** Opening RECORDS FOR THE EXERCISE block **
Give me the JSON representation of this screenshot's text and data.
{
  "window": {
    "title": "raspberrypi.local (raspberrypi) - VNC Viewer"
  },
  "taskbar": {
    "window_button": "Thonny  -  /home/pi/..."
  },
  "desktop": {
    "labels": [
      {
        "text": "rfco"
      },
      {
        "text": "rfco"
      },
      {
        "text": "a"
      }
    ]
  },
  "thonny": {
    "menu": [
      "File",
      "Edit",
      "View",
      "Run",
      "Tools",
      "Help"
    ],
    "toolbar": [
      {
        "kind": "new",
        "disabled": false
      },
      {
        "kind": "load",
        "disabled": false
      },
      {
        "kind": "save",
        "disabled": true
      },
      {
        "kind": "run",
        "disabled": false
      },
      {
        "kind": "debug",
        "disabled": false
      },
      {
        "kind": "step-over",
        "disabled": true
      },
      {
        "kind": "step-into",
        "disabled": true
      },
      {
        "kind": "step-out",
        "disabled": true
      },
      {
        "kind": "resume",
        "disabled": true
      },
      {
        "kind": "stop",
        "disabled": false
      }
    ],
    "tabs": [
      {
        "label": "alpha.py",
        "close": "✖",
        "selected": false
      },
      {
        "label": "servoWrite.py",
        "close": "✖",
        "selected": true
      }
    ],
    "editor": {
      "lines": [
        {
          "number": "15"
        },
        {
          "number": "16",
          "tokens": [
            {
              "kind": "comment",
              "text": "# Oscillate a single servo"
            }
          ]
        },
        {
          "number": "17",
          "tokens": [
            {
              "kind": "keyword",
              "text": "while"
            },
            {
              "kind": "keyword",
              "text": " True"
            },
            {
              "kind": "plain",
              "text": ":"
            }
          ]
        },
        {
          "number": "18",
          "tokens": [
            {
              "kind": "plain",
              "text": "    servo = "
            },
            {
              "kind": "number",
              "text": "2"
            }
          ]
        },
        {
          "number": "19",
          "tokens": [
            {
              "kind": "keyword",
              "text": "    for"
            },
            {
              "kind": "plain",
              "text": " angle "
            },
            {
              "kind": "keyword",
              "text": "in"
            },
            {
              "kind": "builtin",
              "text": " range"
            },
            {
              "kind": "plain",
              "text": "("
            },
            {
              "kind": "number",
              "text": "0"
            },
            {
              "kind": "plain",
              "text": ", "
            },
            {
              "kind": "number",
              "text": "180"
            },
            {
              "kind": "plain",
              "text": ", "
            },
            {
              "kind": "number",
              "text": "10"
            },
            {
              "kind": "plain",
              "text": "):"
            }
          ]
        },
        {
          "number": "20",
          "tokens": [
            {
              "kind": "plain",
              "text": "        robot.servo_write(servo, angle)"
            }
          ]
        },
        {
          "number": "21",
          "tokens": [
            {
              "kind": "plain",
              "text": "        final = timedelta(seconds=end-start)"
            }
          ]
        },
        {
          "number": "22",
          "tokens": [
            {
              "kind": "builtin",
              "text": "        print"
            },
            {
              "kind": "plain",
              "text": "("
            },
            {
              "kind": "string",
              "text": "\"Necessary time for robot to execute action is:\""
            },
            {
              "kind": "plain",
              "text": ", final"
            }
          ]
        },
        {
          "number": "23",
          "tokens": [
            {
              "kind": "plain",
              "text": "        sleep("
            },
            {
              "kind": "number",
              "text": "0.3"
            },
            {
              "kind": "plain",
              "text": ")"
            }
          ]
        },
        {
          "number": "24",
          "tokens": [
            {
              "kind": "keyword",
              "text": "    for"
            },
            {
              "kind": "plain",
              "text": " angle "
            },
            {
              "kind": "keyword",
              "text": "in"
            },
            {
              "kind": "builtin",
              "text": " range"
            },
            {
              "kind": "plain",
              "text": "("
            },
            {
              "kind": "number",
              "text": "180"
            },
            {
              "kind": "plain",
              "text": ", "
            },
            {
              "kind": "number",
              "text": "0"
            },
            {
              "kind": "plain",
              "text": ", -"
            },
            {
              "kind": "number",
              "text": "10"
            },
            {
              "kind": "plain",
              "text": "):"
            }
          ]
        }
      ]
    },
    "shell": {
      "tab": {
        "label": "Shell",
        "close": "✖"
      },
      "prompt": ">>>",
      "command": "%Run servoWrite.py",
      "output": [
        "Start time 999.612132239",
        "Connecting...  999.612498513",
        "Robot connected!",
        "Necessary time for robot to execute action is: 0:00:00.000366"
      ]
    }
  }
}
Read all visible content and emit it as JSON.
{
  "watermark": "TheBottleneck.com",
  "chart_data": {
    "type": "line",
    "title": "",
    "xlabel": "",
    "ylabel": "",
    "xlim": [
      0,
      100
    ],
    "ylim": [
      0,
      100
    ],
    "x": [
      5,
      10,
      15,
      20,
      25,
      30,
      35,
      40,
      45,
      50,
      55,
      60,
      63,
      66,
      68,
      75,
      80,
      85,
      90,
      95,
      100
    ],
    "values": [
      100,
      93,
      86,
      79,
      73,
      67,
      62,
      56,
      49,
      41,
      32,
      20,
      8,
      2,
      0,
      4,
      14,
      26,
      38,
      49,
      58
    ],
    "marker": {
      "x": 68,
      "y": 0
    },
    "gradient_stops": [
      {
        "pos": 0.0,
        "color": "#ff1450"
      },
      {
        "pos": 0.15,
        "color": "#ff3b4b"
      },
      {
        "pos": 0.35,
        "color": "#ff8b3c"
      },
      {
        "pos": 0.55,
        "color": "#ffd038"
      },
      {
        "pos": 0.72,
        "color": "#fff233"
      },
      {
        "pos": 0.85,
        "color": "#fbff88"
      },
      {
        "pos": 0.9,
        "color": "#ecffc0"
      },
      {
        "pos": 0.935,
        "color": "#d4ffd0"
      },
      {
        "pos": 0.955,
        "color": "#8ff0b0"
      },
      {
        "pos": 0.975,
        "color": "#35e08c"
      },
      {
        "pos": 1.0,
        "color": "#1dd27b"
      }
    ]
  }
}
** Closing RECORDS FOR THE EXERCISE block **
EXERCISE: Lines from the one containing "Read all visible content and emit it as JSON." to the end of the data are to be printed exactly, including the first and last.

SOLUTION FOR THIS TASK:
Read all visible content and emit it as JSON.
{
  "watermark": "TheBottleneck.com",
  "chart_data": {
    "type": "line",
    "title": "",
    "xlabel": "",
    "ylabel": "",
    "xlim": [
      0,
      100
    ],
    "ylim": [
      0,
      100
    ],
    "x": [
      5,
      10,
      15,
      20,
      25,
      30,
      35,
      40,
      45,
      50,
      55,
      60,
      63,
      66,
      68,
      75,
      80,
      85,
      90,
      95,
      100
    ],
    "values": [
      100,
      93,
      86,
      79,
      73,
      67,
      62,
      56,
      49,
      41,
      32,
      20,
      8,
      2,
      0,
      4,
      14,
      26,
      38,
      49,
      58
    ],
    "marker": {
      "x": 68,
      "y": 0
    },
    "gradient_stops": [
      {
        "pos": 0.0,
        "color": "#ff1450"
      },
      {
        "pos": 0.15,
        "color": "#ff3b4b"
      },
      {
        "pos": 0.35,
        "color": "#ff8b3c"
      },
      {
        "pos": 0.55,
        "color": "#ffd038"
      },
      {
        "pos": 0.72,
        "color": "#fff233"
      },
      {
        "pos": 0.85,
        "color": "#fbff88"
      },
      {
        "pos": 0.9,
        "color": "#ecffc0"
      },
      {
        "pos": 0.935,
        "color": "#d4ffd0"
      },
      {
        "pos": 0.955,
        "color": "#8ff0b0"
      },
      {
        "pos": 0.975,
        "color": "#35e08c"
      },
      {
        "pos": 1.0,
        "color": "#1dd27b"
      }
    ]
  }
}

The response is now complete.